NWHS invited CERCOPAN as one of two organisations based in Africa to feature on their website as an alliance partner. In addition to the publicity NWHS can provide for us on the other side of the Atlantic, the website also provides the means for donors to provide monthly or one off federal tax-deductible donations to CERCOPAN, both mailed and on-line.

It’s a great bonus to us to have an active advocate for our cause on another continent, and this step forward fits right in with our strategy to continue to rapidly expand our publicity using the latest on-line media. We were also delighted when our Director, Claire, was invited to serve on the NWHS Wildlife Advisory Council to provide both primatological support and field-based environmental conservation experience to NWHS.

Read more about NWHS’s work in wildlife care at www.humanewildlife.org and visit CERCOPAN’s page at http://www.humanewildlife.org/cercopan.html

National Wildlife Humane Society Logo.jpg

February CERCONEWS out now!

Finally the February edition of CERCONEWS is available!

Follow this link to download your copy today!



A perfect happy ending for one of lifes survivors

Reintroducing monkeys into their natural habitat is the ultimate step to fulfill CERCOPAN ‘s mission.  Some CERCOPAN monkeys have already been released back into Rhoko forest and we plan to undertake more reintroductions in the coming year, including both red-capped mangabey and mona monkey groups.  A release group has already been selected in Calabar and has been bonding as a family for some time now. CERCOPAN research team is still working on adding additional individuals to the group however, prior to moving the animals to the pre release forest enclosure.


The release group

Mottie, a 9 year old male, was added to group in November. Among all the monkeys I have seen that have unfortunately been snatched from the forest and their families to be kept as pets, Mottie arrived in the worst state. We found out about his plight when someone visited the compound and informed us that their neighbour had a monkey and was tired of it so was about to kill it. Obviously we went to his rescue immediately. He had been kept alone in a tiny enclosure and had been fed nothing but pounded cassava. He was suffering from malnutrition, had lost most of his fur and had an obsession for catching insects, which is obviously how he had managed to survive. When he was brought to our compound, it actually took a while for staff even to recognize what species of monkey he was. Nobody knows how he had managed to hold on as long as he had, but we were absolutely determined to do everything we could to make up for the abuse he had suffered.
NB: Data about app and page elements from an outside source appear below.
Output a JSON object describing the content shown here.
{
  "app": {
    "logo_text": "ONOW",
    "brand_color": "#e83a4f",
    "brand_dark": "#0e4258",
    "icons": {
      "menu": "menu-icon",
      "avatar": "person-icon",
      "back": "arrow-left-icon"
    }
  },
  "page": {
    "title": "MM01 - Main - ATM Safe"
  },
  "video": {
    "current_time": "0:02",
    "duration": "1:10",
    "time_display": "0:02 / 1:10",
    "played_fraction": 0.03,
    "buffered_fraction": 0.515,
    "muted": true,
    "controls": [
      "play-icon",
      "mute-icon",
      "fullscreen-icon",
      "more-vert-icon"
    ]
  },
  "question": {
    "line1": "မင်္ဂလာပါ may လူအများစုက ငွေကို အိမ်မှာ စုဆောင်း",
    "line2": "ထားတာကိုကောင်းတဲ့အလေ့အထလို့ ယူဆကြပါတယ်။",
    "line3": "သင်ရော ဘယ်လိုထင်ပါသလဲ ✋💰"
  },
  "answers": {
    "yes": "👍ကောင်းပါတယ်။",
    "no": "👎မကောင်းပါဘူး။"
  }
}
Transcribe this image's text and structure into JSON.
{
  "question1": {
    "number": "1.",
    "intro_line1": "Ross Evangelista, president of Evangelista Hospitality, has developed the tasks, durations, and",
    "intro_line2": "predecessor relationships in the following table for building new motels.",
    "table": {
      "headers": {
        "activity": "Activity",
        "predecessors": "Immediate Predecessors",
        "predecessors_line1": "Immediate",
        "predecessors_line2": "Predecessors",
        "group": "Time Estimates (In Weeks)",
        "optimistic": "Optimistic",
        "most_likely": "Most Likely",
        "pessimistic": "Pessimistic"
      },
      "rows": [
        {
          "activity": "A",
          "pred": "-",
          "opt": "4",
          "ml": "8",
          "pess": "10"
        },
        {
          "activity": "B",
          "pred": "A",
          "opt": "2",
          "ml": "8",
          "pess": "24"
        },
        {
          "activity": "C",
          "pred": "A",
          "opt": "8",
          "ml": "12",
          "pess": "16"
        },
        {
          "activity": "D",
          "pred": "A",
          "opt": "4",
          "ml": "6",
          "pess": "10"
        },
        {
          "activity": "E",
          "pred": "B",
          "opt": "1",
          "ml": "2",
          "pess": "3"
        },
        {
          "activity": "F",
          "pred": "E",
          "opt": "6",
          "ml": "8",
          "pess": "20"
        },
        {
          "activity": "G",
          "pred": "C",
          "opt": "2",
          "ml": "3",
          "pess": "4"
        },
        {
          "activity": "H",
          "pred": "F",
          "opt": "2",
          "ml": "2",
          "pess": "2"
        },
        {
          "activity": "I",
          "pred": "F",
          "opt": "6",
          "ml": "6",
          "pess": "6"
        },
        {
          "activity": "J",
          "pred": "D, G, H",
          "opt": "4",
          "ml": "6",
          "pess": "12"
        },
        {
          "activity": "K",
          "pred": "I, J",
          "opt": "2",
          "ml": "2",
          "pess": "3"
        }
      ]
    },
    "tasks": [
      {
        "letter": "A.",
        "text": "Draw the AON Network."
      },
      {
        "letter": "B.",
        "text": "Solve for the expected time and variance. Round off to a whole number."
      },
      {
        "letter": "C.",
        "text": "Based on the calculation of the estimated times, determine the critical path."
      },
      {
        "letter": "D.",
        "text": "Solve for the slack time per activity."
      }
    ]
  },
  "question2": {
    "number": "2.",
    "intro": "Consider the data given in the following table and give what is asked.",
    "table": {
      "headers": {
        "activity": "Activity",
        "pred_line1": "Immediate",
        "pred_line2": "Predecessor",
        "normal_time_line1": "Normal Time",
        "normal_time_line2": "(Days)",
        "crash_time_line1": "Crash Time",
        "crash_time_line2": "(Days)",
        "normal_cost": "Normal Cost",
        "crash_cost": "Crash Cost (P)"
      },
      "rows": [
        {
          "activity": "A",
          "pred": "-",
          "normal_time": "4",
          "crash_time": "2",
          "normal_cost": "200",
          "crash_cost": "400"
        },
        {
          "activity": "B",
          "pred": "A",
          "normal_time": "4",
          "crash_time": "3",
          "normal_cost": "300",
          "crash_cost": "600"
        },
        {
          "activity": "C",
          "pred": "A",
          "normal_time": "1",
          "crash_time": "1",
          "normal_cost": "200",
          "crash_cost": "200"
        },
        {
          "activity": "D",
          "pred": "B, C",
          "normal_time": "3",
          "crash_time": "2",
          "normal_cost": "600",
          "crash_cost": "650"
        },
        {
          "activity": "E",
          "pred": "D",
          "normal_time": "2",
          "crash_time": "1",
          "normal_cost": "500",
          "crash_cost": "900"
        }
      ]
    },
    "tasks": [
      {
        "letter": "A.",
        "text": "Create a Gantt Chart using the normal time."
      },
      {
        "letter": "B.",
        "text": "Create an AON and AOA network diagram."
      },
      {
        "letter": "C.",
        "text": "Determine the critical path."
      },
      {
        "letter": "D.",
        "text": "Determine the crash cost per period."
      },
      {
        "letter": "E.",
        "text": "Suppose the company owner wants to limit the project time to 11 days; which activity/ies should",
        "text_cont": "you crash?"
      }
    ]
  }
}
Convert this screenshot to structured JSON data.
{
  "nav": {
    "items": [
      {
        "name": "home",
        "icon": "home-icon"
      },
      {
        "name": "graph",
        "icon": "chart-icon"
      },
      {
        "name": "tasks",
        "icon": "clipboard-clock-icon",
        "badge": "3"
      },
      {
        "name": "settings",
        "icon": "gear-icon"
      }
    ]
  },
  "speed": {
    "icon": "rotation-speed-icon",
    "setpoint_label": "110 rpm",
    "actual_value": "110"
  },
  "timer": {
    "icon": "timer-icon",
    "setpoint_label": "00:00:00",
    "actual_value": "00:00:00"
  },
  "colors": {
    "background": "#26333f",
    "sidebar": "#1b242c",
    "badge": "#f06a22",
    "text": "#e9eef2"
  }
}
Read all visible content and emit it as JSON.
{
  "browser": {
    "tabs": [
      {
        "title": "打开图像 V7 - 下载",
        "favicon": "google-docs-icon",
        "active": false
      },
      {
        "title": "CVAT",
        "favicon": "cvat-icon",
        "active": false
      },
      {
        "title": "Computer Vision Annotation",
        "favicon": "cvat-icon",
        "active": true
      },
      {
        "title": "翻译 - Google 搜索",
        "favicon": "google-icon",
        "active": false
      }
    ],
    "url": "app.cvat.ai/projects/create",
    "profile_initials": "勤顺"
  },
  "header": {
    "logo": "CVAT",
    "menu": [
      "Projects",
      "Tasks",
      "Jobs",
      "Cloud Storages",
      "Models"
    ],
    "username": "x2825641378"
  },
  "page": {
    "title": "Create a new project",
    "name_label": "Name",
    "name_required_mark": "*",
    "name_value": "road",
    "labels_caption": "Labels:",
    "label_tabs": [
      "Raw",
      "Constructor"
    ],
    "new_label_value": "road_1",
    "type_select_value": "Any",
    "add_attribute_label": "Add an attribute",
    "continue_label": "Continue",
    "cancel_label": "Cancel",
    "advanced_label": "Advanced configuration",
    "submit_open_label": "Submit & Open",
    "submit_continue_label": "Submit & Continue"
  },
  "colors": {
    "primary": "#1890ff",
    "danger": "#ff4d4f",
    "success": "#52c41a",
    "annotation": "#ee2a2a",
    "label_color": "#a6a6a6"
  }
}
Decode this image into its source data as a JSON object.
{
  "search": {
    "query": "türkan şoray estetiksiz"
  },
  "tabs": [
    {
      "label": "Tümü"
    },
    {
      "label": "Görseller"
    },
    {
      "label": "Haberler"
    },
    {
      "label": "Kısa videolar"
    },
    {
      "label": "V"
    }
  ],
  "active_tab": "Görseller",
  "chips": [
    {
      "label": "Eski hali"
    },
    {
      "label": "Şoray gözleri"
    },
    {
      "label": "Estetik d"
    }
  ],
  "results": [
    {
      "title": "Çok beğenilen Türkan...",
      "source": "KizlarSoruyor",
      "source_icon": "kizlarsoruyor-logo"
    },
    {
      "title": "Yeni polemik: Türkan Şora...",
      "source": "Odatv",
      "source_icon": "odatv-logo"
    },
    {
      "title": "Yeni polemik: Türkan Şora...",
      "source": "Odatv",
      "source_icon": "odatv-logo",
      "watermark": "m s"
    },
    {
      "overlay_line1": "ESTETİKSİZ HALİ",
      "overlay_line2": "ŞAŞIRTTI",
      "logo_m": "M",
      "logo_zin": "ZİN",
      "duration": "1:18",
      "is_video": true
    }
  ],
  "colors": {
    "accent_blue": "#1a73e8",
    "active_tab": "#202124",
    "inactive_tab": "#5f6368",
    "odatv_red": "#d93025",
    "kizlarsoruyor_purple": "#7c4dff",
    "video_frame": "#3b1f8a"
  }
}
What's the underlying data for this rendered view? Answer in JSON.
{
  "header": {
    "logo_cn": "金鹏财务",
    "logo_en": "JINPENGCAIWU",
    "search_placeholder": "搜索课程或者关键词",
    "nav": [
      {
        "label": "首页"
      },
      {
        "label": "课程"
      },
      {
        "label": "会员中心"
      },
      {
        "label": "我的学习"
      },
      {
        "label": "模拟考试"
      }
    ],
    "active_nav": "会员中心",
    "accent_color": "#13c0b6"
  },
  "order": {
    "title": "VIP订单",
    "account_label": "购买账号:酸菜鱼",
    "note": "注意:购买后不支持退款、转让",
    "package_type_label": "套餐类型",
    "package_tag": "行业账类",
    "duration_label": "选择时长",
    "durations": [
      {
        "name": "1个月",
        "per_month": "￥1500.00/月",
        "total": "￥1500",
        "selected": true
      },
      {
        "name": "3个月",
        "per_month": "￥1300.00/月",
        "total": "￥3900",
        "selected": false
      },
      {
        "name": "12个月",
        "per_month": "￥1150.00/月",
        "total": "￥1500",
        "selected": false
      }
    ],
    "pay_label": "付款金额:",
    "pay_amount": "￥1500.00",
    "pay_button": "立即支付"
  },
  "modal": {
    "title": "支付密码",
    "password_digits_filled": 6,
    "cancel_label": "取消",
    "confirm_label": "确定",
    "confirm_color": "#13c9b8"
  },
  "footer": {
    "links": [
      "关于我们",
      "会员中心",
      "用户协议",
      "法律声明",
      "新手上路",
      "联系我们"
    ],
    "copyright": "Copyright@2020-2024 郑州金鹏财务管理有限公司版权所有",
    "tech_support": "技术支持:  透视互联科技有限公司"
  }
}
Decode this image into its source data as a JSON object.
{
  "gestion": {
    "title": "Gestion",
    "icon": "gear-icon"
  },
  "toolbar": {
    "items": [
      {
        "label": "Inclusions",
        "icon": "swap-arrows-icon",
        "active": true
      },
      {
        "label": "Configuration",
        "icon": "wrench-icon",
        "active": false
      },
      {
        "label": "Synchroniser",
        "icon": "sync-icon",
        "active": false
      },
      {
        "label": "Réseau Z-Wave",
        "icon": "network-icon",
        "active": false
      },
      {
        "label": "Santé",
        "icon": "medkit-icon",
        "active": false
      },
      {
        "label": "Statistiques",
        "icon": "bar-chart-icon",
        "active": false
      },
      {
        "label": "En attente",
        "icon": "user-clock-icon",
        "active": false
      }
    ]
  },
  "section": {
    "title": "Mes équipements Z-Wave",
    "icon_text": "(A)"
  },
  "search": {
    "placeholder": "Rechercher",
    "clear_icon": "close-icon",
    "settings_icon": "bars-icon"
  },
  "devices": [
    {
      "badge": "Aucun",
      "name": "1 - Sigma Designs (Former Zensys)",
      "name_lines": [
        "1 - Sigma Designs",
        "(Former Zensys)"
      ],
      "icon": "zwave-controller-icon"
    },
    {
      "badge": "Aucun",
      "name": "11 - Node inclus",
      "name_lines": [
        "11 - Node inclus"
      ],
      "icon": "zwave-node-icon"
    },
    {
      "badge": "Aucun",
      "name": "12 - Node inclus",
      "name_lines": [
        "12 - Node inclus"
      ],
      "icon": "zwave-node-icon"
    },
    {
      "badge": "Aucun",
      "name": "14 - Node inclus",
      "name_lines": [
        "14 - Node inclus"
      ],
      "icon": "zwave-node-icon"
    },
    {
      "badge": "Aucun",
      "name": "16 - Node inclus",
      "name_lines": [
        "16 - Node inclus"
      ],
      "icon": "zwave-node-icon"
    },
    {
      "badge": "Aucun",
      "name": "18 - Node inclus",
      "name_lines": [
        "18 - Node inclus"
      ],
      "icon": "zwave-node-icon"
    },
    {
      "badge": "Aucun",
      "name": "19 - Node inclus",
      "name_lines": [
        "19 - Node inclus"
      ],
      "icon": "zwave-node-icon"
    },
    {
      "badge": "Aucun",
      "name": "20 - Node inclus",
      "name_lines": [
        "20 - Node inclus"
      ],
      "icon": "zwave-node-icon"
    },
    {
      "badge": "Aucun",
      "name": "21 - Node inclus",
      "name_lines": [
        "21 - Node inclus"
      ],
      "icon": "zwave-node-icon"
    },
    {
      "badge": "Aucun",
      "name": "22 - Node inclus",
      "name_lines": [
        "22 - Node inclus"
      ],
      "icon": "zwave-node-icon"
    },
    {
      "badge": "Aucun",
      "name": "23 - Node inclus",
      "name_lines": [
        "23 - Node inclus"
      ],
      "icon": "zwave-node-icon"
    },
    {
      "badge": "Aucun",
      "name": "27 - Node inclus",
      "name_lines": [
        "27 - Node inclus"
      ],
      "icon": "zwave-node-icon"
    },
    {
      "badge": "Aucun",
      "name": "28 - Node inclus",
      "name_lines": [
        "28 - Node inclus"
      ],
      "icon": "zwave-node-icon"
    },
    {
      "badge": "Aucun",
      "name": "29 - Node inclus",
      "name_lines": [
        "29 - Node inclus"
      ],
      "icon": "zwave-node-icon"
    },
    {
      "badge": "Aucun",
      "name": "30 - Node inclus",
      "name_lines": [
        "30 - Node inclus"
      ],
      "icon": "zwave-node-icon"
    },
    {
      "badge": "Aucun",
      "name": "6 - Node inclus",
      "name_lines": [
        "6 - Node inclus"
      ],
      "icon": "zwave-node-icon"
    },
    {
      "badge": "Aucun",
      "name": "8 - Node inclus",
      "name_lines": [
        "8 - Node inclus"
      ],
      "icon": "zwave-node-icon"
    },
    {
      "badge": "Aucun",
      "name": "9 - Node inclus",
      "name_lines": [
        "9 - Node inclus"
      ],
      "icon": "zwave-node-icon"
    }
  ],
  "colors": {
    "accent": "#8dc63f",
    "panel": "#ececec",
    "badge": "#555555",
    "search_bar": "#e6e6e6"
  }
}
Mottie when he first arrived at CERCOPAN, barely recognisable as a Mona monkey

Thankfully, despite this difficult start Mottie recovered quickly and thrived in the presence of other Monas. He had had his own group with several juveniles and spent his time protecting and playing with them. Among them was Offiong, a juvenile male, who entered the release group just before  Mottie. When Mottie first entered the group, Offiong was by far the most confident of the juveniles with Mottie, since the others were more scared of this large new adult male. After more than a month in the group however, Mottie has bonded with everyone and spends time playing with the infants and threatening anything that comes near his new family.


BELLA (middle), with OMOR (right) and RUNA (left)

We have just added two additional juvenile females to the group, Bella, one of our more recent monkeys, brought from Lagos in March 2009, and Sandra, a 2 year old female. The bonding of these juveniles is so far going very well, aided by their young age and the natural instinct of the older individuals to protect the youngsters. There are now 8 animals in the release group, Sandra, Bella, Ikom, Runa, Omor, Offiong, Kemi and Mottie. We hope to transfer them into the forest at the beginning of 2010, a few weeks before releasing them into Rhoko Forest Core Area. We are all excited for the day that Mottie leads his family off into the forest, truly free and able to raise his children in the wild where they belong.


Mottie today, awaiting his return to the forest